Exercise prompt.
Return the lines below that contain "this".

Records.
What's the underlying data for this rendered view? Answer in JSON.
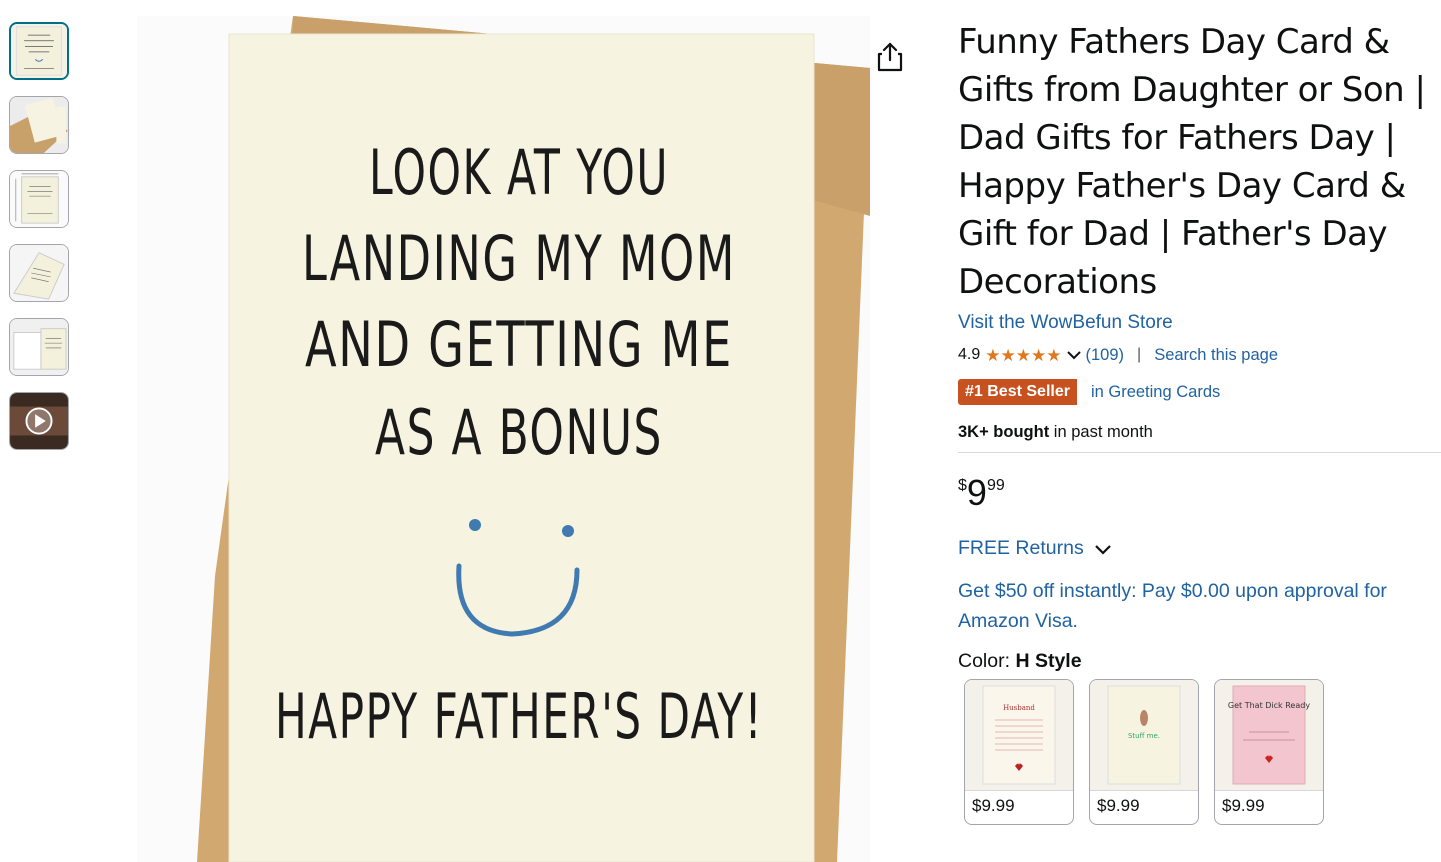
{
  "thumbnails": [
    {
      "name": "thumb-card-front",
      "active": true
    },
    {
      "name": "thumb-card-envelope",
      "active": false
    },
    {
      "name": "thumb-card-dimensions",
      "active": false
    },
    {
      "name": "thumb-card-angled",
      "active": false
    },
    {
      "name": "thumb-card-open",
      "active": false
    },
    {
      "name": "thumb-video",
      "active": false
    }
  ],
  "main_image": {
    "card_lines": [
      "LOOK AT YOU",
      "LANDING MY MOM",
      "AND GETTING ME",
      "AS A BONUS"
    ],
    "card_footer": "HAPPY FATHER'S DAY!"
  },
  "product": {
    "title": "Funny Fathers Day Card & Gifts from Daughter or Son | Dad Gifts for Fathers Day | Happy Father's Day Card & Gift for Dad | Father's Day Decorations",
    "store_link": "Visit the WowBefun Store",
    "rating": "4.9",
    "stars": 5,
    "review_count": "(109)",
    "separator": "|",
    "search_page": "Search this page",
    "badge": "#1 Best Seller",
    "badge_category": "in Greeting Cards",
    "bought_bold": "3K+ bought",
    "bought_rest": " in past month",
    "price": {
      "symbol": "$",
      "whole": "9",
      "fraction": "99"
    },
    "returns": "FREE Returns",
    "promo": "Get $50 off instantly: Pay $0.00 upon approval for Amazon Visa.",
    "color_label": "Color: ",
    "color_value": "H Style",
    "swatches": [
      {
        "price": "$9.99",
        "mini_title": "Husband"
      },
      {
        "price": "$9.99",
        "mini_title": "Stuff me."
      },
      {
        "price": "$9.99",
        "mini_title": "Get That Dick Ready"
      }
    ]
  },
  "colors": {
    "link": "#2162a1",
    "star": "#de7921",
    "badge": "#c7511f",
    "smile": "#3f7ab0"
  }
}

Solved exercise.
What's the underlying data for this rendered view? Answer in JSON.
    "search_page": "Search this page",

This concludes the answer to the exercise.